[[ Data shown, beginning ]]

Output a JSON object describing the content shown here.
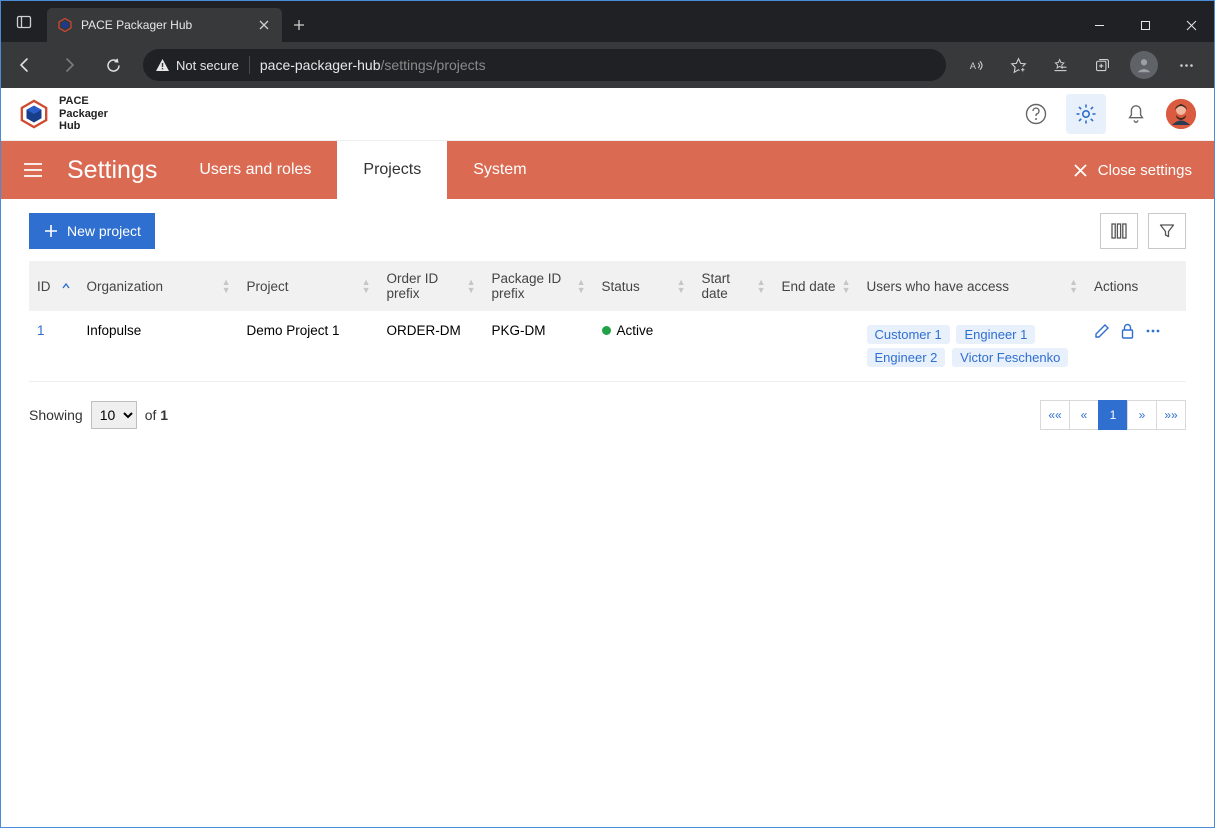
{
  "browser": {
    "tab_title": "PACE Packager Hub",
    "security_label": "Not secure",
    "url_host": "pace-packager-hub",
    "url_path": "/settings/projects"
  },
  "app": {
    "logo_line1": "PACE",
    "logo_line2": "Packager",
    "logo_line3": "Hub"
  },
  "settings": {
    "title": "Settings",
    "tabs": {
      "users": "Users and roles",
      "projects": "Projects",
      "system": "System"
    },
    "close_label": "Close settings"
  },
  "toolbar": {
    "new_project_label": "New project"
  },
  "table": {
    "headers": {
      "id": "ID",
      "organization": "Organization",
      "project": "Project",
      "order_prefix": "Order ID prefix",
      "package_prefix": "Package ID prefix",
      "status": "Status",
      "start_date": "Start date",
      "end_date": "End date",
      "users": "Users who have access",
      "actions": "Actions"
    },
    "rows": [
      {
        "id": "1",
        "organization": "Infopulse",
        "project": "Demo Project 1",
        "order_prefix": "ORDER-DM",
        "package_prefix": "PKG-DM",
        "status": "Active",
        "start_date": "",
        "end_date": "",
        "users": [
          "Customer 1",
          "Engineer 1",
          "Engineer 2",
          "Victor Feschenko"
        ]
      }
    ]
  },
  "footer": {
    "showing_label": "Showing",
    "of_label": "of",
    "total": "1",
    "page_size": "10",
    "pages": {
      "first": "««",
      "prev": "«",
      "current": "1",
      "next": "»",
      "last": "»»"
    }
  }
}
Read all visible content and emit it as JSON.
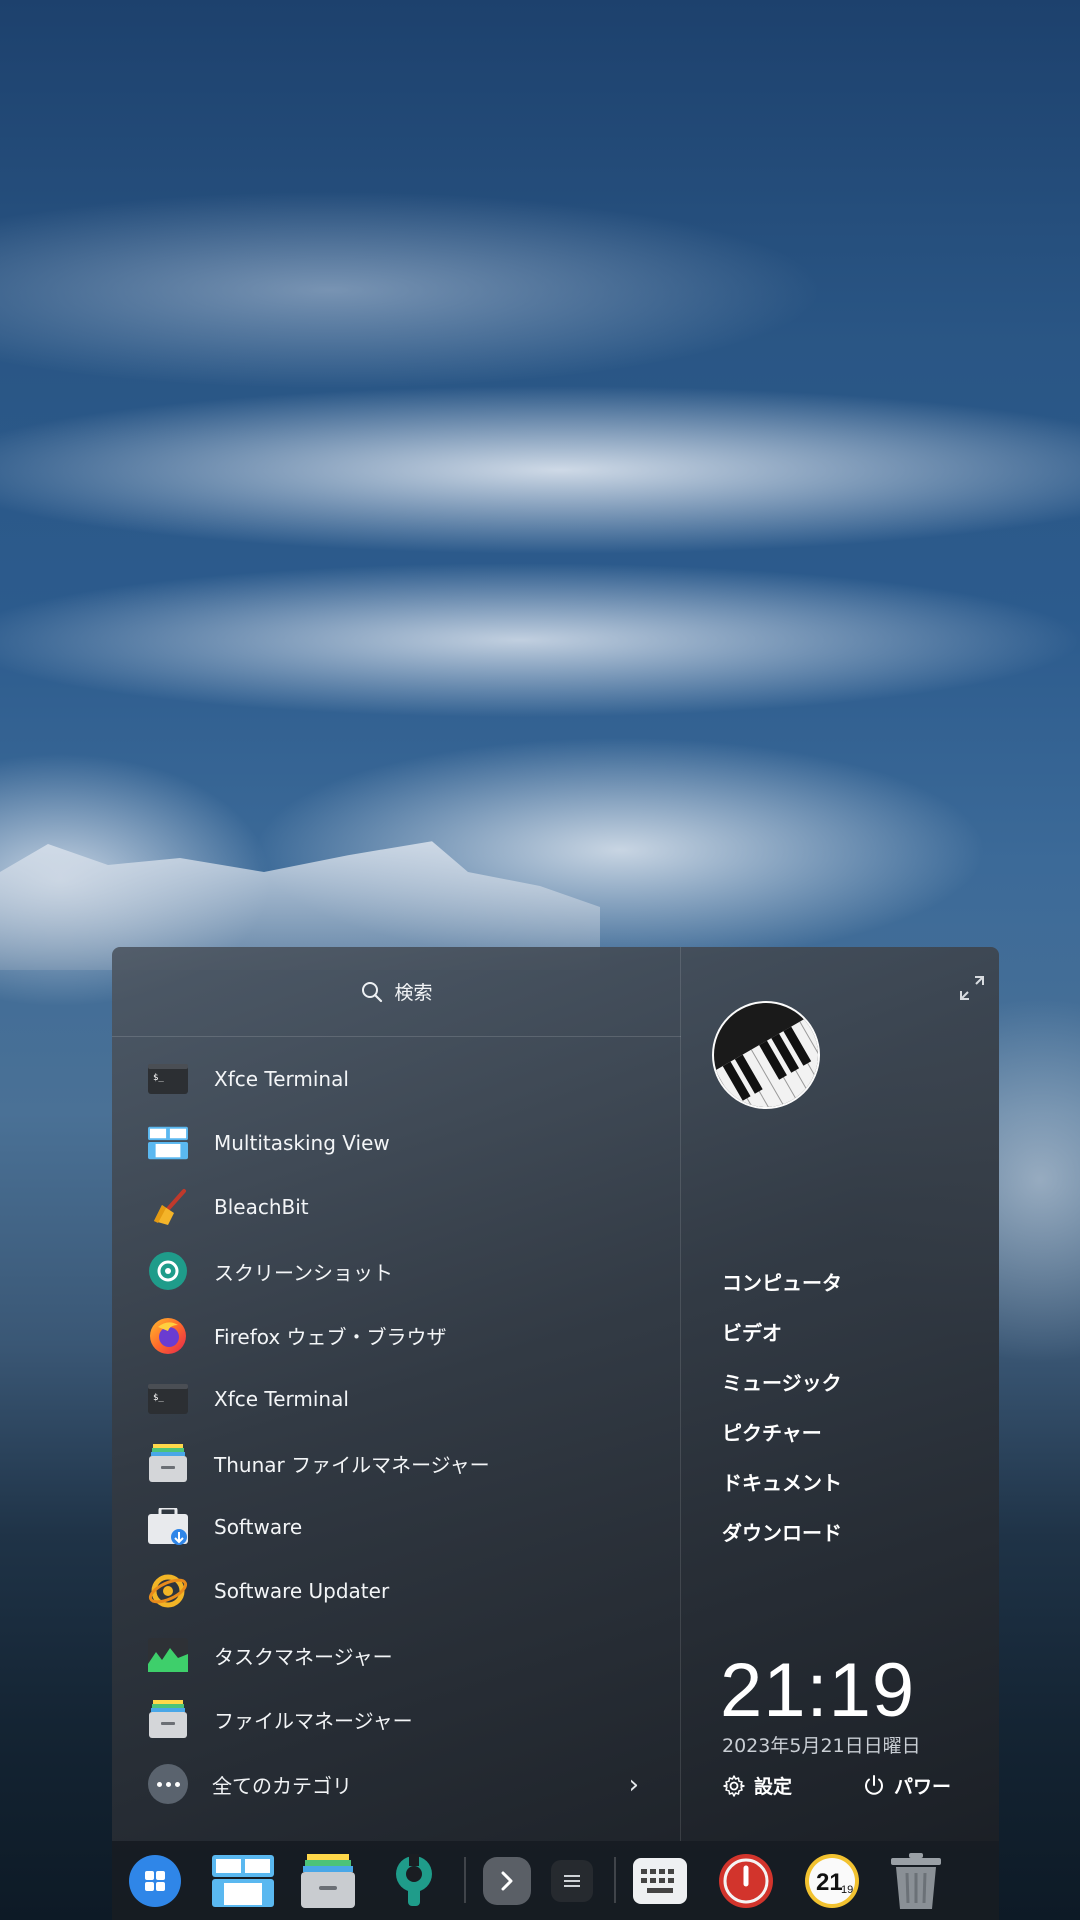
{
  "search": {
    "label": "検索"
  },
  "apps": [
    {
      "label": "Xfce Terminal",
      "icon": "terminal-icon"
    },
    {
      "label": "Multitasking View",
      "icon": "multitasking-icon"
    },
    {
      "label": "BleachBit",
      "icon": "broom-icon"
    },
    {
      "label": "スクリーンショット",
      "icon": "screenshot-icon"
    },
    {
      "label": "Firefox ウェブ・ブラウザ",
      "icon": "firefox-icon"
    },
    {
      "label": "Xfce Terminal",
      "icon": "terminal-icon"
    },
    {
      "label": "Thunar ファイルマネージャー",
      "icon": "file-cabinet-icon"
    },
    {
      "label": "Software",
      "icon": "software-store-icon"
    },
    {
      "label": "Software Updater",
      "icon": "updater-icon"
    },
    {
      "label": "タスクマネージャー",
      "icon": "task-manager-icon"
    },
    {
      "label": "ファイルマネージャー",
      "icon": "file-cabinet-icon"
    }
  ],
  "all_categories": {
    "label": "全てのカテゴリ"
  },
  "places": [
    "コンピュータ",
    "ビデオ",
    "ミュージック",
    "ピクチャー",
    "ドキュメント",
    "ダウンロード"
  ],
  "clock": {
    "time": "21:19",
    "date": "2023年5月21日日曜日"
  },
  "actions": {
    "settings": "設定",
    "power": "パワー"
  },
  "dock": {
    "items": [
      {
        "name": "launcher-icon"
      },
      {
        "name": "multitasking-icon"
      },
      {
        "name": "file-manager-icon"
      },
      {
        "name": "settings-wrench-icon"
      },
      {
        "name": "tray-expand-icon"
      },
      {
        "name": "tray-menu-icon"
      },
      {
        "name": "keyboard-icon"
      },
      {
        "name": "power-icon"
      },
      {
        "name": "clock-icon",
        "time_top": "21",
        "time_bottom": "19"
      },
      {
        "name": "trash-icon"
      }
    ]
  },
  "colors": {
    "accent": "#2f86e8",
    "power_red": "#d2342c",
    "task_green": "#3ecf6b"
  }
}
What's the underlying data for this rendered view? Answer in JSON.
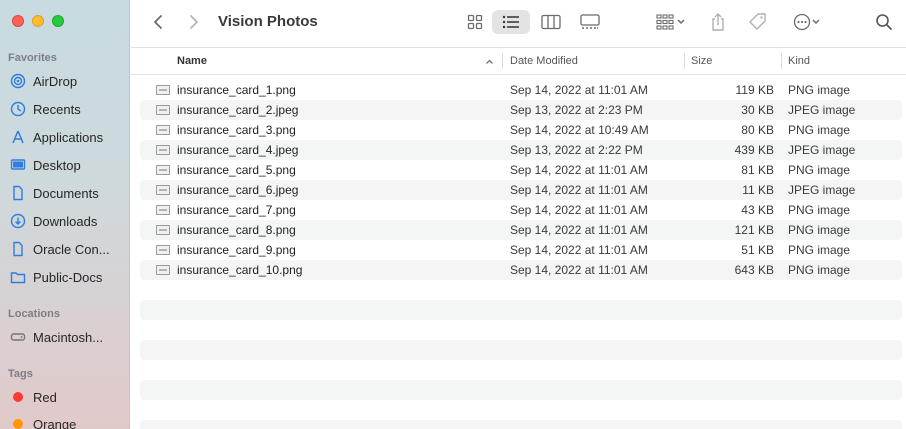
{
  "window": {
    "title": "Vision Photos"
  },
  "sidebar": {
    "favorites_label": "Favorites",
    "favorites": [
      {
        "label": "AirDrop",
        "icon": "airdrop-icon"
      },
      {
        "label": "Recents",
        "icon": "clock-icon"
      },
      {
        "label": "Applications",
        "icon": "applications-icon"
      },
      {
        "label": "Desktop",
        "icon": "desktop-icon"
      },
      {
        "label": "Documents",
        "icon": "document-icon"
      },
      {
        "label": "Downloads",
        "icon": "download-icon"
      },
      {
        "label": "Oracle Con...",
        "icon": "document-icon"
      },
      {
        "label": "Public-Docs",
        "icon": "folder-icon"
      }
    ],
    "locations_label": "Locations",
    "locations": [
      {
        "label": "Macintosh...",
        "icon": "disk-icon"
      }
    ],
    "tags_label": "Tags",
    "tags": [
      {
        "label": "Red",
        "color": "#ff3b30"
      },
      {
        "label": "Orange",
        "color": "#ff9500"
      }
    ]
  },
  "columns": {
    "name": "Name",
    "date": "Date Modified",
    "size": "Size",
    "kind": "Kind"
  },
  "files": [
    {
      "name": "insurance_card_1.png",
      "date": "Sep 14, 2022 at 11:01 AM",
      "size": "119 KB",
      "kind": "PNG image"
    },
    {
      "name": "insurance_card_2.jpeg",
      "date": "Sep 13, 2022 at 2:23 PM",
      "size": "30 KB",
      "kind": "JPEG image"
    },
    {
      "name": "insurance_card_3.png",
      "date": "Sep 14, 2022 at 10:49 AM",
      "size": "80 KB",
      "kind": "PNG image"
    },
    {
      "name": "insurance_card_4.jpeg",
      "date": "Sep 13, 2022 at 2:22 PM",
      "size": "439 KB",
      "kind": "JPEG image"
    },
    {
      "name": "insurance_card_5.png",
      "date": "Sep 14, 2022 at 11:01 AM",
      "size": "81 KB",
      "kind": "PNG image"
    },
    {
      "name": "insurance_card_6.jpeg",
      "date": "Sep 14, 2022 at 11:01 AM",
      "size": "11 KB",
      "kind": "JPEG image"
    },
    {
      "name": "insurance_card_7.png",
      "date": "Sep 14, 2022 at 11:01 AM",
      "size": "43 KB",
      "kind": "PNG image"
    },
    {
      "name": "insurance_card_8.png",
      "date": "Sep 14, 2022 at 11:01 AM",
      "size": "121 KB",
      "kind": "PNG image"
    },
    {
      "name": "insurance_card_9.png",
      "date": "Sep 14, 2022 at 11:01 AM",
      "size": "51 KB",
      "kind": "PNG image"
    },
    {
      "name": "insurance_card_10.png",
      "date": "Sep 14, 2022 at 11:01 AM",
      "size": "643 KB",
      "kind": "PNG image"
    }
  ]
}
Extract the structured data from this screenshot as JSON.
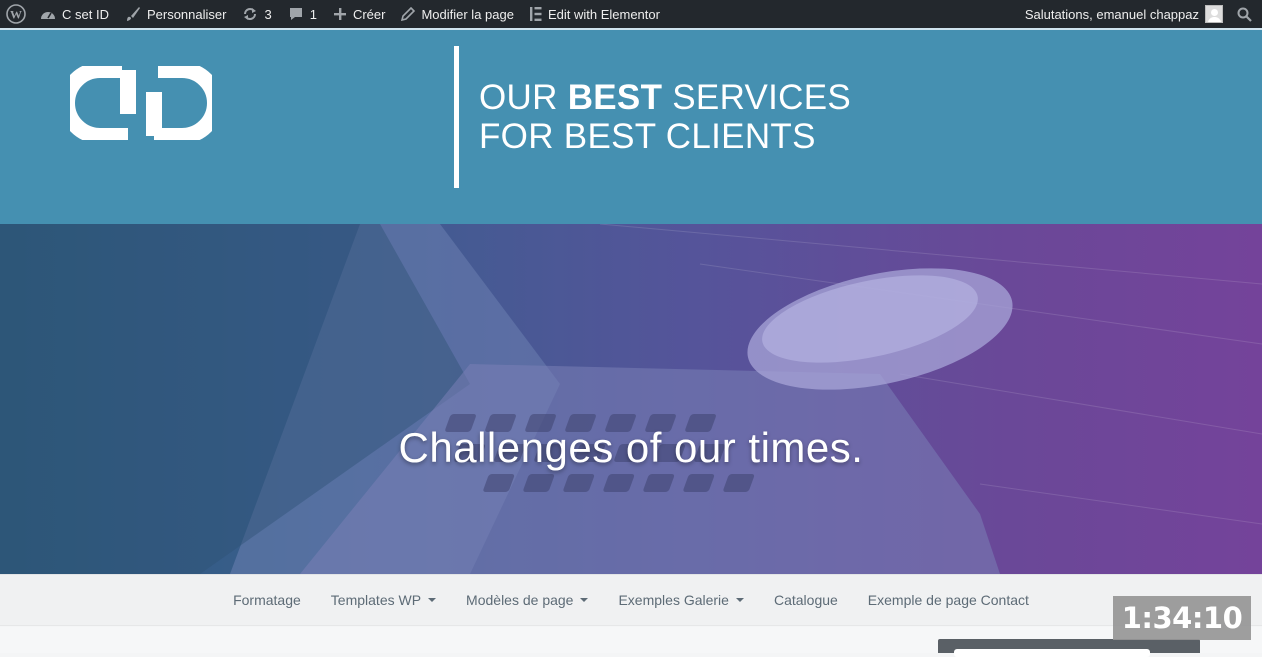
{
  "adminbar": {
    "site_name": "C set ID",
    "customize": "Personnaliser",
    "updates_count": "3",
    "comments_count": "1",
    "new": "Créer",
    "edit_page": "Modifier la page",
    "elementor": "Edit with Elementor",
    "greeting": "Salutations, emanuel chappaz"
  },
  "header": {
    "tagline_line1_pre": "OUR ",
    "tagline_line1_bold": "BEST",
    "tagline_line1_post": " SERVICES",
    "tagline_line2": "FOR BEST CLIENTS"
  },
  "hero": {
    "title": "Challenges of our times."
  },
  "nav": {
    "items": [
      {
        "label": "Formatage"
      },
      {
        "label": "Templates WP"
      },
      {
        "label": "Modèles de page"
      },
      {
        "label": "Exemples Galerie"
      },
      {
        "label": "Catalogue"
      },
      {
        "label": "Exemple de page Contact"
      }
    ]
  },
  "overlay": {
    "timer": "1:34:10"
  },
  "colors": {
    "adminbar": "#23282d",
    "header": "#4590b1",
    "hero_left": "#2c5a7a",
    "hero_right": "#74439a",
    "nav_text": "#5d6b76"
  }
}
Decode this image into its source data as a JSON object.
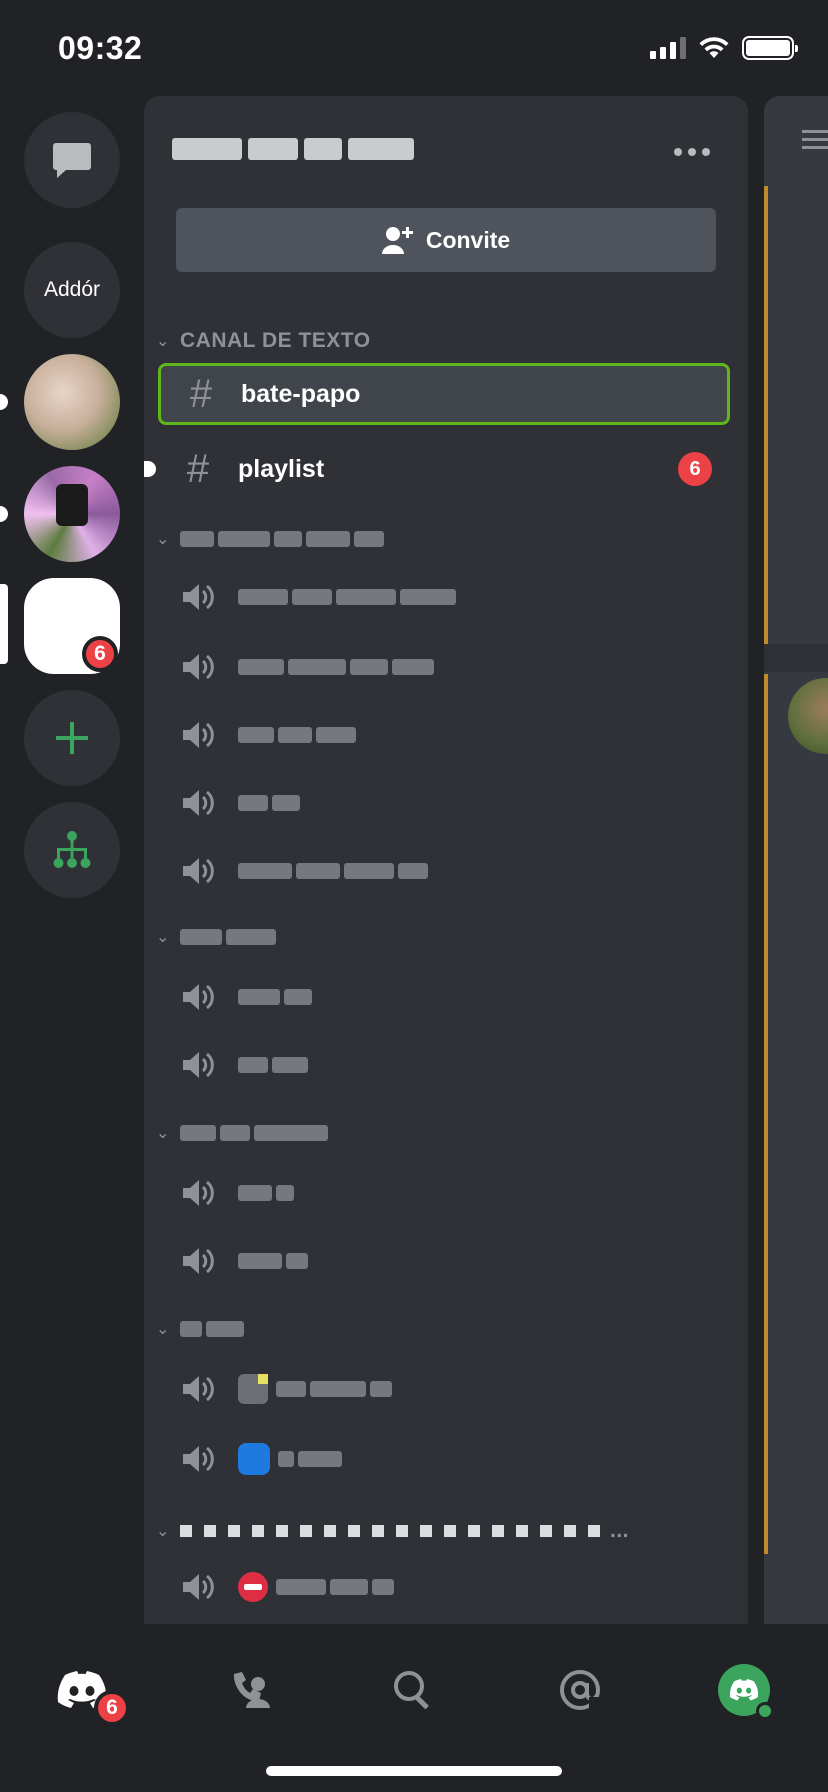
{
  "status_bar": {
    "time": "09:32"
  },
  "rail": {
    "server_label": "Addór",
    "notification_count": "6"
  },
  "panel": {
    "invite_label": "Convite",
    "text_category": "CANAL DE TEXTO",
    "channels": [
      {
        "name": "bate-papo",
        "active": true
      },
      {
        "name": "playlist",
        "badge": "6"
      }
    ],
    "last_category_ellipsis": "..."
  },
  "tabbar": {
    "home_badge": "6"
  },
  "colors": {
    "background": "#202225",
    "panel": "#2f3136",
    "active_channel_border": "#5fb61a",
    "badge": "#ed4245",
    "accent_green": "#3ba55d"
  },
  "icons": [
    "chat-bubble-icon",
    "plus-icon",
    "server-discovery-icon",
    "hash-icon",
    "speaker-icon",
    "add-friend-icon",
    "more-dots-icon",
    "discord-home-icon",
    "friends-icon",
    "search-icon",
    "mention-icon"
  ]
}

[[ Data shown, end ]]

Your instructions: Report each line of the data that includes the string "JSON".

Written reply:
Output a JSON object describing the content shown here.
Read all visible content and emit it as JSON.
What's the underlying data for this rendered view? Answer in JSON.
Extract the structured data from this screenshot as JSON.
Decode this image into its source data as a JSON object.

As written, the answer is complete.